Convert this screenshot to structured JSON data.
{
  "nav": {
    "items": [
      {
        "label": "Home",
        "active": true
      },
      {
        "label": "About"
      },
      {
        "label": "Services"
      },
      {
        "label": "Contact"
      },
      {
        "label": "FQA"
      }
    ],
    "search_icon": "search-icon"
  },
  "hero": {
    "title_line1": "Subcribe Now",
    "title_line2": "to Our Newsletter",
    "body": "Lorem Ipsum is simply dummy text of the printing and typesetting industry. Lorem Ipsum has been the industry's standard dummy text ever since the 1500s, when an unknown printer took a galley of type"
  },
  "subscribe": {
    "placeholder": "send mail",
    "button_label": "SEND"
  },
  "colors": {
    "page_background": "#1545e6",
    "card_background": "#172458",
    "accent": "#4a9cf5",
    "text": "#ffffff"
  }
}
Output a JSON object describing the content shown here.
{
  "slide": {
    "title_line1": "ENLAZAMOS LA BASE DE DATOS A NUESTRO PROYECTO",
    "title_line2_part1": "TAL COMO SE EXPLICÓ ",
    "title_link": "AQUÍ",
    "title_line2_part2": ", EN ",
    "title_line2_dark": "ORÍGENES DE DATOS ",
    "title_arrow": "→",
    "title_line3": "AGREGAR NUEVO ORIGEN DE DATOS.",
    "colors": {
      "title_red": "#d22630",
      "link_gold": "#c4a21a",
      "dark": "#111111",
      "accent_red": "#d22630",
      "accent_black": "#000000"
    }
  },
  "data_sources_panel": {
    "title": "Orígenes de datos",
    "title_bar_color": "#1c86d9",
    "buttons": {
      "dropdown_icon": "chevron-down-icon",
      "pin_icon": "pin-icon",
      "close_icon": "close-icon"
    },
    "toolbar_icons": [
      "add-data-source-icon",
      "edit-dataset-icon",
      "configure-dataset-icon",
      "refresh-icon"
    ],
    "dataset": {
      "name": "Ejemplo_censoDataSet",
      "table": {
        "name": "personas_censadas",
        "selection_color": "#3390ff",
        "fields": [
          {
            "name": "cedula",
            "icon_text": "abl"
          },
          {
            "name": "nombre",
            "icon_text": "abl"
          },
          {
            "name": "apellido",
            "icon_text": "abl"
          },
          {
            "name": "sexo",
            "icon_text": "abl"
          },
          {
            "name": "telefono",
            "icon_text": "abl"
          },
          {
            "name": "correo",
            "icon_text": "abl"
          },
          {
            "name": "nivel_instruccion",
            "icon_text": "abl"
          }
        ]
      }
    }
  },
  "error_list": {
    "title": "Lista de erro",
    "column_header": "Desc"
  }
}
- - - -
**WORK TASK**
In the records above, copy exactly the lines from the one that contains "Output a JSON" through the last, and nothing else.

**EXPECTED ANSWER**
Output a JSON object describing the content shown here.
{
  "slide": {
    "title_line1": "ENLAZAMOS LA BASE DE DATOS A NUESTRO PROYECTO",
    "title_line2_part1": "TAL COMO SE EXPLICÓ ",
    "title_link": "AQUÍ",
    "title_line2_part2": ", EN ",
    "title_line2_dark": "ORÍGENES DE DATOS ",
    "title_arrow": "→",
    "title_line3": "AGREGAR NUEVO ORIGEN DE DATOS.",
    "colors": {
      "title_red": "#d22630",
      "link_gold": "#c4a21a",
      "dark": "#111111",
      "accent_red": "#d22630",
      "accent_black": "#000000"
    }
  },
  "data_sources_panel": {
    "title": "Orígenes de datos",
    "title_bar_color": "#1c86d9",
    "buttons": {
      "dropdown_icon": "chevron-down-icon",
      "pin_icon": "pin-icon",
      "close_icon": "close-icon"
    },
    "toolbar_icons": [
      "add-data-source-icon",
      "edit-dataset-icon",
      "configure-dataset-icon",
      "refresh-icon"
    ],
    "dataset": {
      "name": "Ejemplo_censoDataSet",
      "table": {
        "name": "personas_censadas",
        "selection_color": "#3390ff",
        "fields": [
          {
            "name": "cedula",
            "icon_text": "abl"
          },
          {
            "name": "nombre",
            "icon_text": "abl"
          },
          {
            "name": "apellido",
            "icon_text": "abl"
          },
          {
            "name": "sexo",
            "icon_text": "abl"
          },
          {
            "name": "telefono",
            "icon_text": "abl"
          },
          {
            "name": "correo",
            "icon_text": "abl"
          },
          {
            "name": "nivel_instruccion",
            "icon_text": "abl"
          }
        ]
      }
    }
  },
  "error_list": {
    "title": "Lista de erro",
    "column_header": "Desc"
  }
}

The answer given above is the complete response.